The symbols of reality let us communicate, experience reality and fulfill various individual and collective desires. But the obvious problem is that it also makes us detached from reality. And what’s worse, we rarely point a different route in society — everyone needs to belong and play the game of comparing shadows on the wall and thus racing the race of life.
And here we are back to the problem described in Plato's Allegory —the only prisoner who freed himself and returned to the cave to reveal the truth failed because enlightenment blinded him in the cave. Thus the well-adjusted-to-darkness prisoners saw a man who couldn’t even return to his former place and couldn’t longer recognize the shadows on the wall. Therefore, they concluded that the same thing would happen to them if they ever left the cave. They were so afraid of it that they would rather kill the prisoner who left the cave than let him convince them to join him.
This story refers to Plato's master — Socrates, who tried to show people that they know nothing or that what they know is nothing but shadows — illusory names, not reality. But it didn’t give him praise from others but caused him to be accused, among other things, of corrupting youth, by questioning reality. And finally, after losing a democratic process, he was sentenced to death and died after drinking hemlock poison.
The problem has been the same since ancient times — people want convenient truths and don’t care about reality. But it escalates in autocratic systems that play with people's minds, feeding them with propaganda that creates a certain worldview. For example, isolated from the whole world North Korea feeds people with propaganda that they regularly win the Football World Cup, the Golden Medal at the Olympics and all this. They do it to strengthen the authority of their current Supreme Leader, Kim Jong Un, and maintain total power.

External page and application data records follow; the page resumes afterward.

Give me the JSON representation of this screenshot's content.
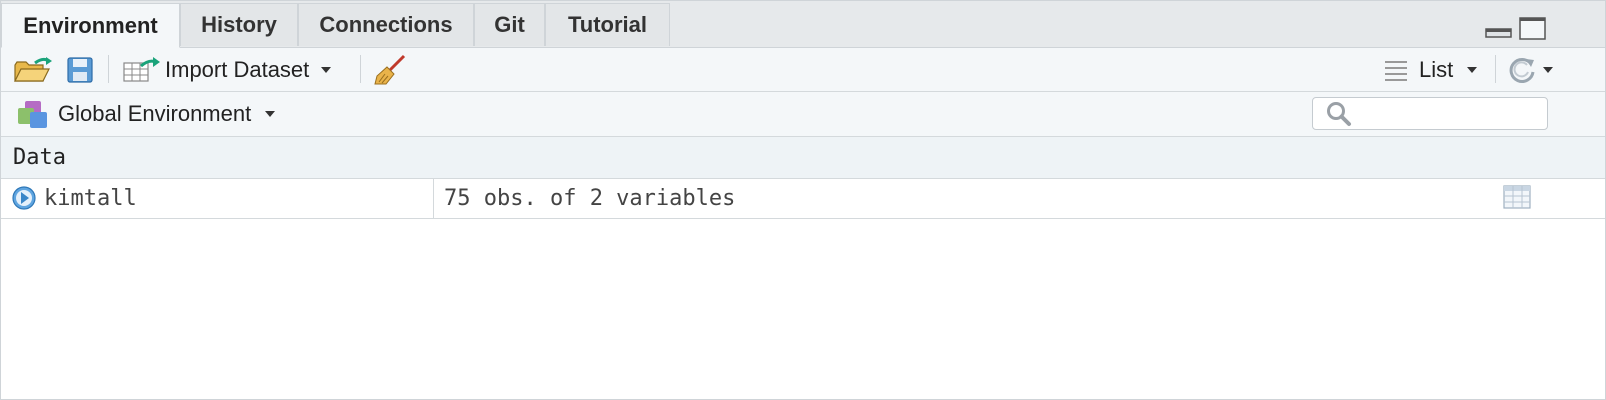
{
  "tabs": [
    {
      "label": "Environment",
      "active": true
    },
    {
      "label": "History",
      "active": false
    },
    {
      "label": "Connections",
      "active": false
    },
    {
      "label": "Git",
      "active": false
    },
    {
      "label": "Tutorial",
      "active": false
    }
  ],
  "toolbar": {
    "open_icon": "folder-open-icon",
    "save_icon": "save-icon",
    "import_label": "Import Dataset",
    "broom_icon": "broom-icon",
    "view_label": "List",
    "refresh_icon": "refresh-icon"
  },
  "env": {
    "selector_label": "Global Environment",
    "search_placeholder": ""
  },
  "section": {
    "title": "Data"
  },
  "rows": [
    {
      "name": "kimtall",
      "value": "75 obs. of 2 variables"
    }
  ],
  "colors": {
    "accent": "#4a90d9",
    "border": "#cfd4d8",
    "toolbar_bg": "#f4f7f9"
  }
}
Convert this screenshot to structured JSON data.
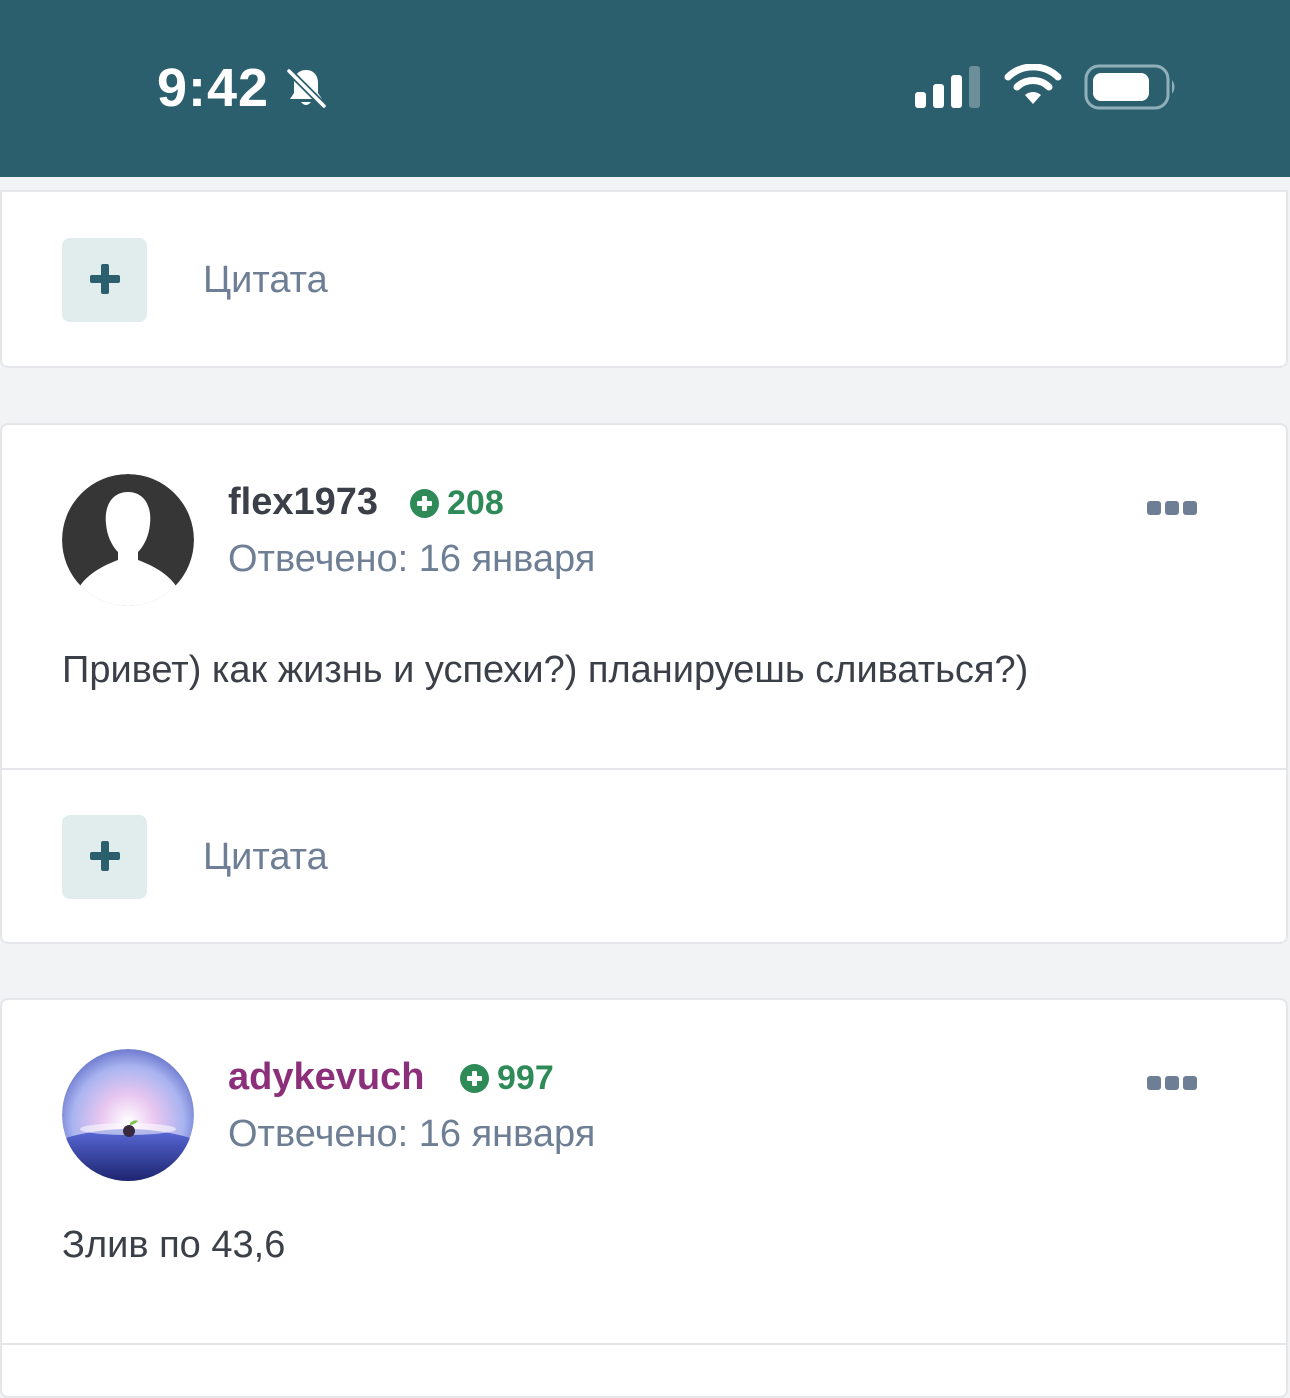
{
  "status_bar": {
    "time": "9:42",
    "icons": [
      "bell-slash-icon",
      "cellular-signal-icon",
      "wifi-icon",
      "battery-icon"
    ],
    "background": "#2b5f6e"
  },
  "quote_block_top": {
    "label": "Цитата",
    "icon": "plus-icon"
  },
  "posts": [
    {
      "author": "flex1973",
      "author_color": "#3b3f47",
      "reputation": "208",
      "meta": "Отвечено: 16 января",
      "text": "Привет) как жизнь и успехи?) планируешь сливаться?)",
      "quote_label": "Цитата",
      "avatar_icon": "default-user-avatar-icon",
      "menu_icon": "more-options-icon"
    },
    {
      "author": "adykevuch",
      "author_color": "#8b2f7a",
      "reputation": "997",
      "meta": "Отвечено: 16 января",
      "text": "Злив по 43,6",
      "avatar_icon": "user-avatar-image-icon",
      "menu_icon": "more-options-icon"
    }
  ],
  "colors": {
    "accent": "#2b5f6e",
    "reputation": "#2e8b57",
    "muted_text": "#6e7f95"
  }
}
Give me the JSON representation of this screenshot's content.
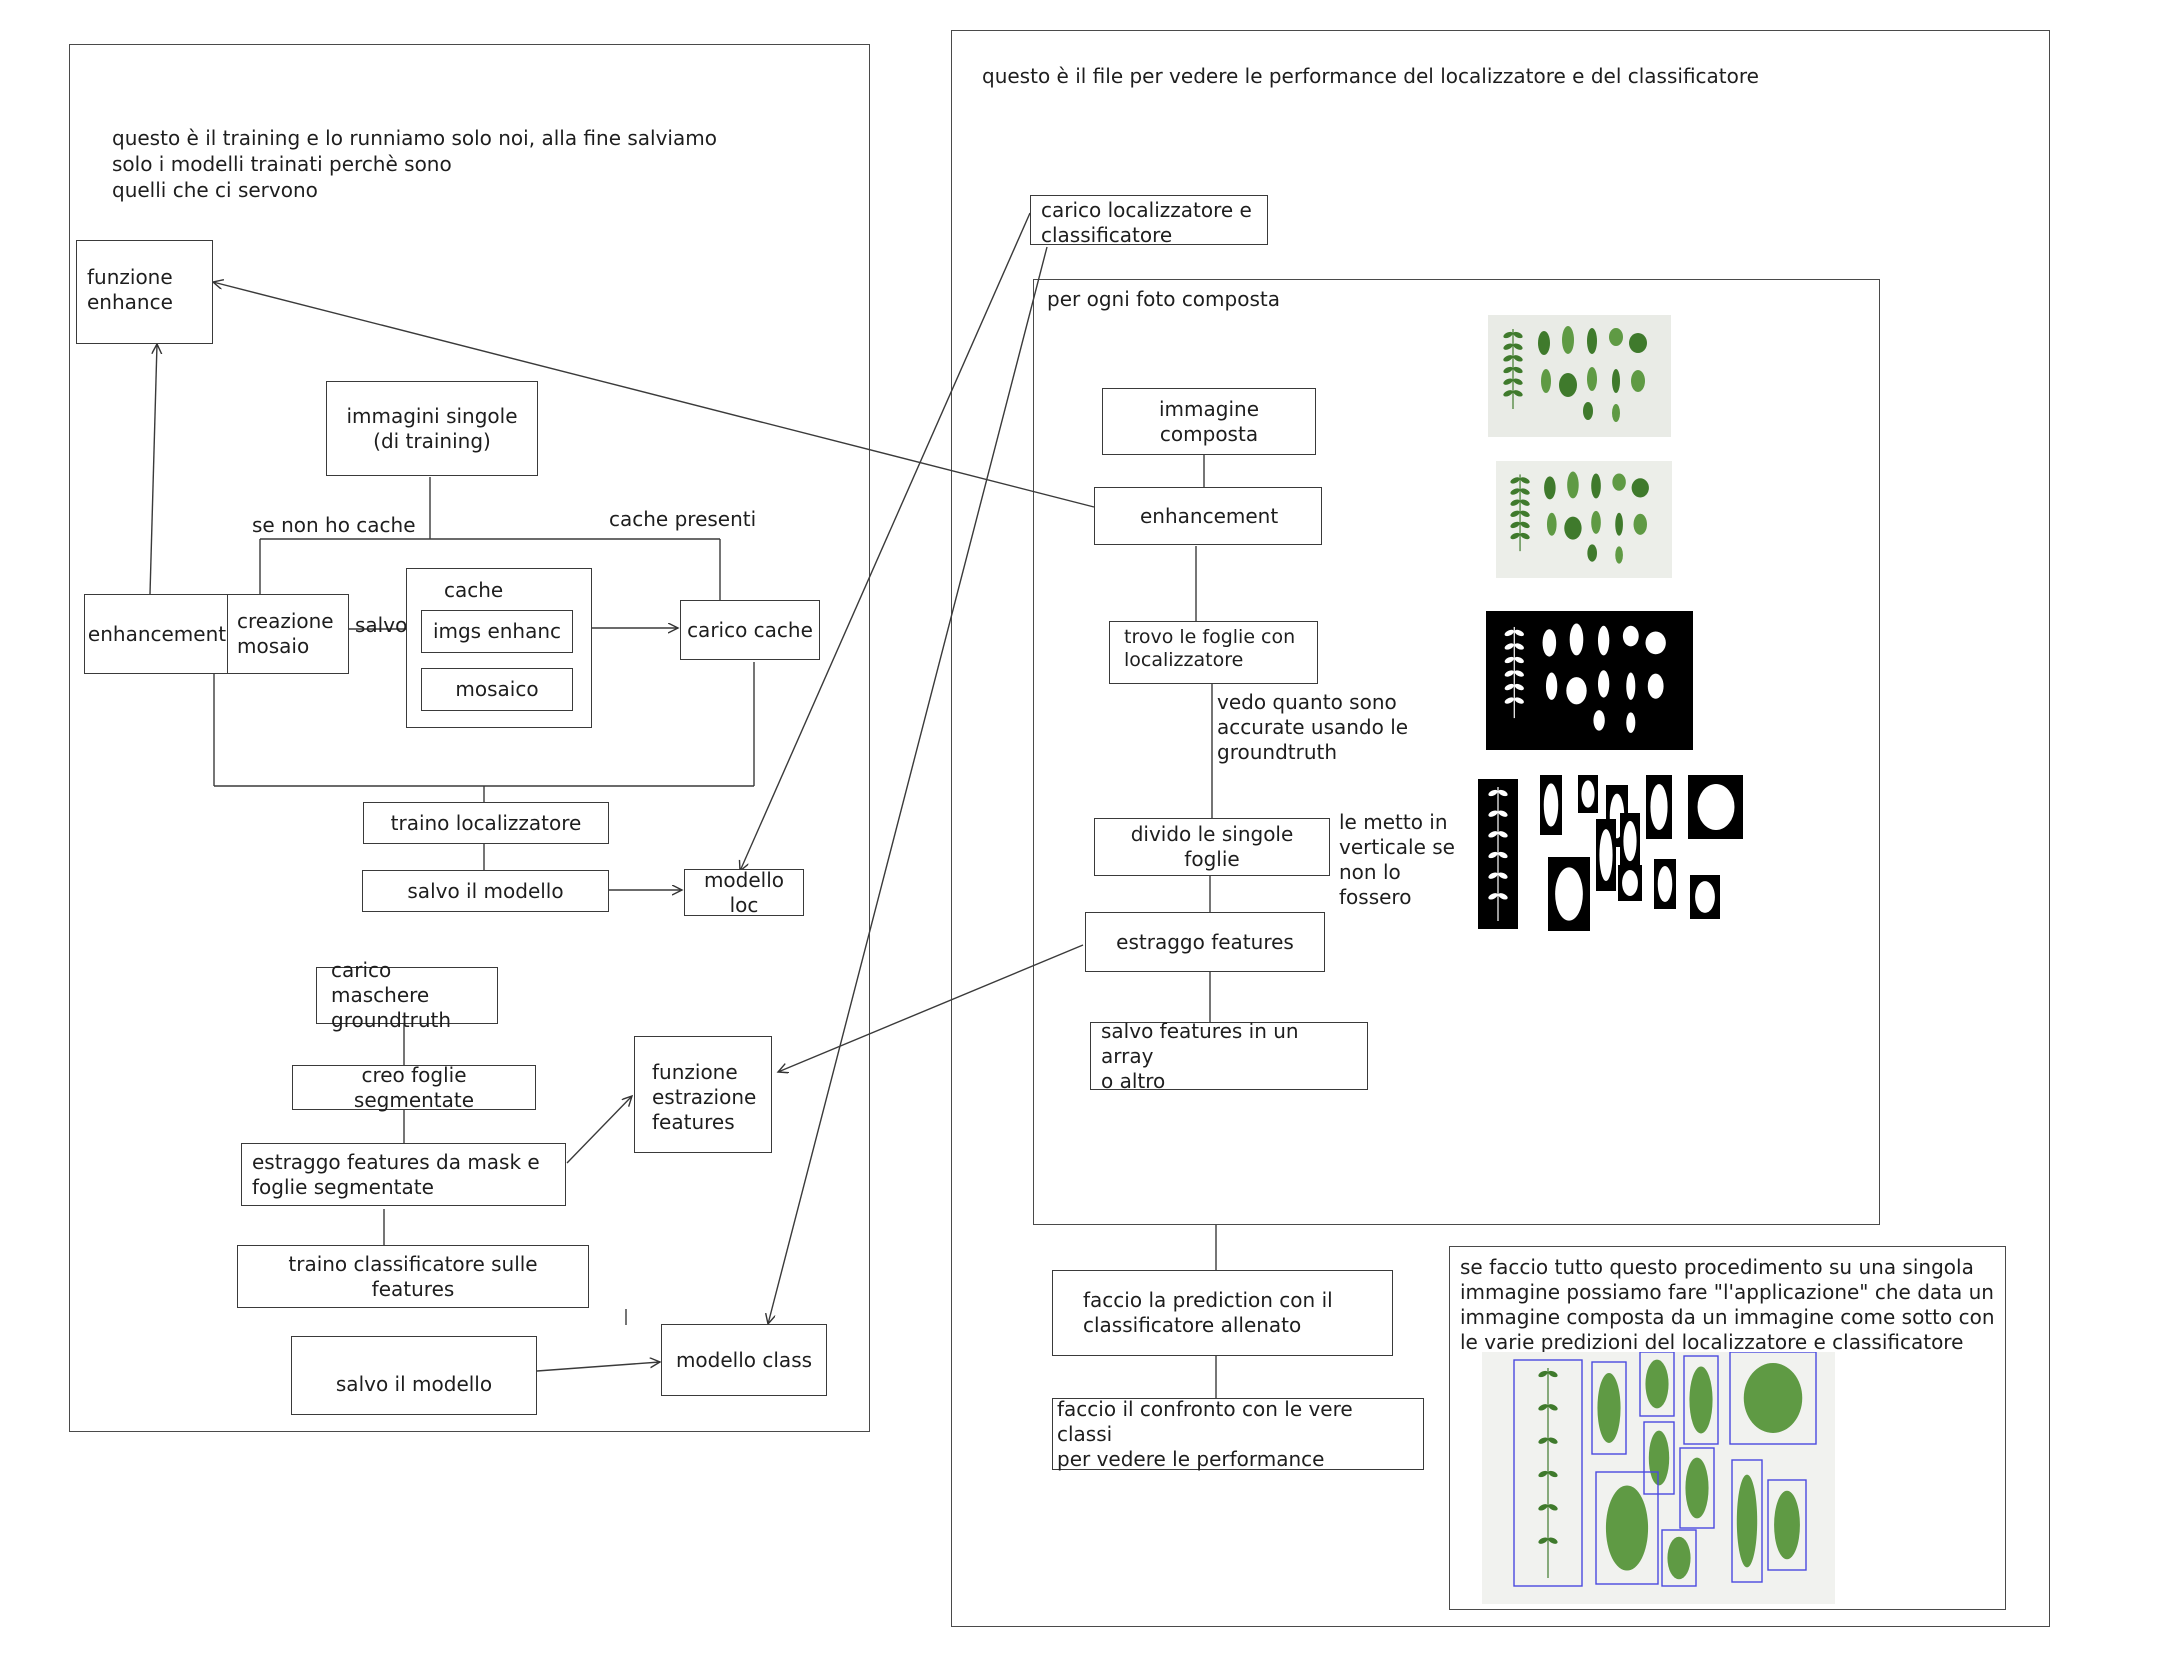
{
  "left_panel": {
    "note": "questo è il training e lo runniamo solo noi, alla fine salviamo\nsolo i modelli trainati perchè sono\nquelli che ci servono",
    "funzione_enhance": "funzione\nenhance",
    "immagini_singole": "immagini singole\n(di training)",
    "se_non_ho_cache": "se non ho cache",
    "cache_presenti": "cache presenti",
    "enhancement": "enhancement",
    "creazione_mosaio": "creazione\nmosaio",
    "salvo": "salvo",
    "cache": "cache",
    "imgs_enhanc": "imgs enhanc",
    "mosaico": "mosaico",
    "carico_cache": "carico cache",
    "traino_localizzatore": "traino localizzatore",
    "salvo_il_modello_loc": "salvo il modello",
    "modello_loc": "modello loc",
    "carico_maschere": "carico maschere\ngroundtruth",
    "creo_foglie": "creo foglie segmentate",
    "funzione_estrazione": "funzione\nestrazione\nfeatures",
    "estraggo_features_mask": "estraggo features da mask e\nfoglie segmentate",
    "traino_classificatore": "traino classificatore sulle features",
    "salvo_il_modello_class": "salvo il modello",
    "modello_class": "modello class"
  },
  "right_panel": {
    "note": "questo è il file per vedere le performance del localizzatore e del classificatore",
    "carico_loc_class": "carico localizzatore e\nclassificatore",
    "per_ogni_foto": "per ogni foto composta",
    "immagine_composta": "immagine composta",
    "enhancement": "enhancement",
    "trovo_foglie": "trovo le foglie con\nlocalizzatore",
    "vedo_quanto": "vedo quanto sono\naccurate usando le\ngroundtruth",
    "divido": "divido le singole foglie",
    "le_metto": "le metto in\nverticale se\nnon lo\nfossero",
    "estraggo_features": "estraggo features",
    "salvo_features": "salvo features in un array\no altro",
    "faccio_prediction": "faccio la prediction con il\nclassificatore allenato",
    "faccio_confronto": "faccio il confronto con le vere classi\nper vedere le performance",
    "app_note": "se faccio tutto questo procedimento su una singola\nimmagine possiamo fare \"l'applicazione\" che data un\nimmagine composta da un immagine come sotto con\nle varie predizioni del localizzatore e classificatore"
  },
  "colors": {
    "ink": "#1e1e1e",
    "leaf": "#5f9a44",
    "leaf_dark": "#3f7a2c",
    "photo_bg": "#e9ebe6",
    "mask_bg": "#000000",
    "bbox": "#4a4ae0"
  }
}
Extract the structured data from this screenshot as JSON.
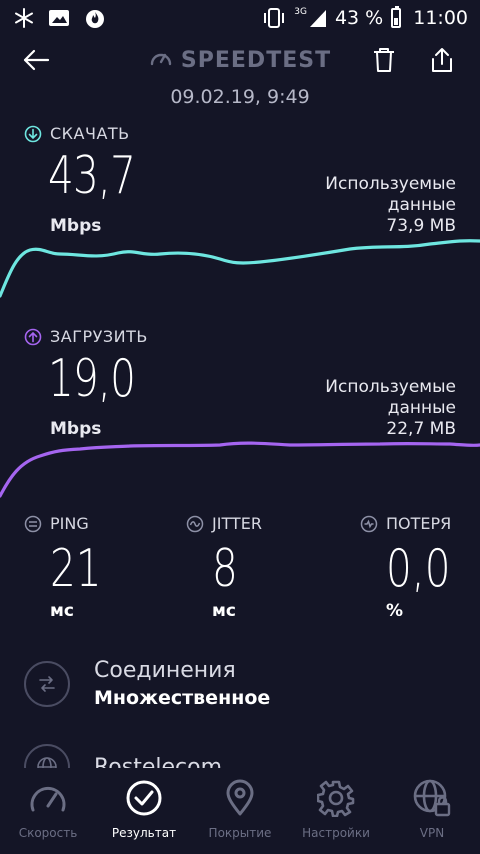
{
  "status_bar": {
    "network": "3G",
    "battery": "43 %",
    "time": "11:00"
  },
  "header": {
    "title": "SPEEDTEST",
    "datetime": "09.02.19, 9:49"
  },
  "download": {
    "label": "СКАЧАТЬ",
    "value": "43,7",
    "unit": "Mbps",
    "used_label_line1": "Используемые",
    "used_label_line2": "данные",
    "used_value": "73,9 MB",
    "color": "#6ee6e0"
  },
  "upload": {
    "label": "ЗАГРУЗИТЬ",
    "value": "19,0",
    "unit": "Mbps",
    "used_label_line1": "Используемые",
    "used_label_line2": "данные",
    "used_value": "22,7 MB",
    "color": "#a565f0"
  },
  "metrics": {
    "ping": {
      "label": "PING",
      "value": "21",
      "unit": "мс"
    },
    "jitter": {
      "label": "JITTER",
      "value": "8",
      "unit": "мс"
    },
    "loss": {
      "label": "ПОТЕРЯ",
      "value": "0,0",
      "unit": "%"
    }
  },
  "connections": {
    "title": "Соединения",
    "value": "Множественное"
  },
  "provider": {
    "title": "Rostelecom"
  },
  "nav": {
    "items": [
      {
        "label": "Скорость",
        "icon": "speedometer-icon"
      },
      {
        "label": "Результат",
        "icon": "check-circle-icon"
      },
      {
        "label": "Покрытие",
        "icon": "map-pin-icon"
      },
      {
        "label": "Настройки",
        "icon": "gear-icon"
      },
      {
        "label": "VPN",
        "icon": "vpn-globe-lock-icon"
      }
    ],
    "active": "Результат"
  }
}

There is a lot of propaganda even in democratic countries, but the rulers of authoritarian countries and their propaganda are like puppeteers in the Plato allegory who can show prisoners anything and describe its meaning by echos from behind. And that meaning doesn’t have to have anything to do with reality, which is extremely dangerous because these days, such puppeteers have more powerful tools than ever to influence other people’s minds and benefit from it.
The symbols of reality aren’t reality, though we have globally agreed on what is what to enhance our communication and somehow move in this mess. But when we start playing with these symbols to our benefit and disallow criticism or even questioning, especially Socratic Questioning, like authoritarian countries try to do, we might completely lose ourselves in a deluded world that has nothing to do with reality.
However, if we balance all the seriousness of the system of symbols with curiosity, philosophy, and spirituality, we may be okay remembering that all we’re doing is playing by mutual agreement of what is what and accepting the fact that we ultimately know nothing.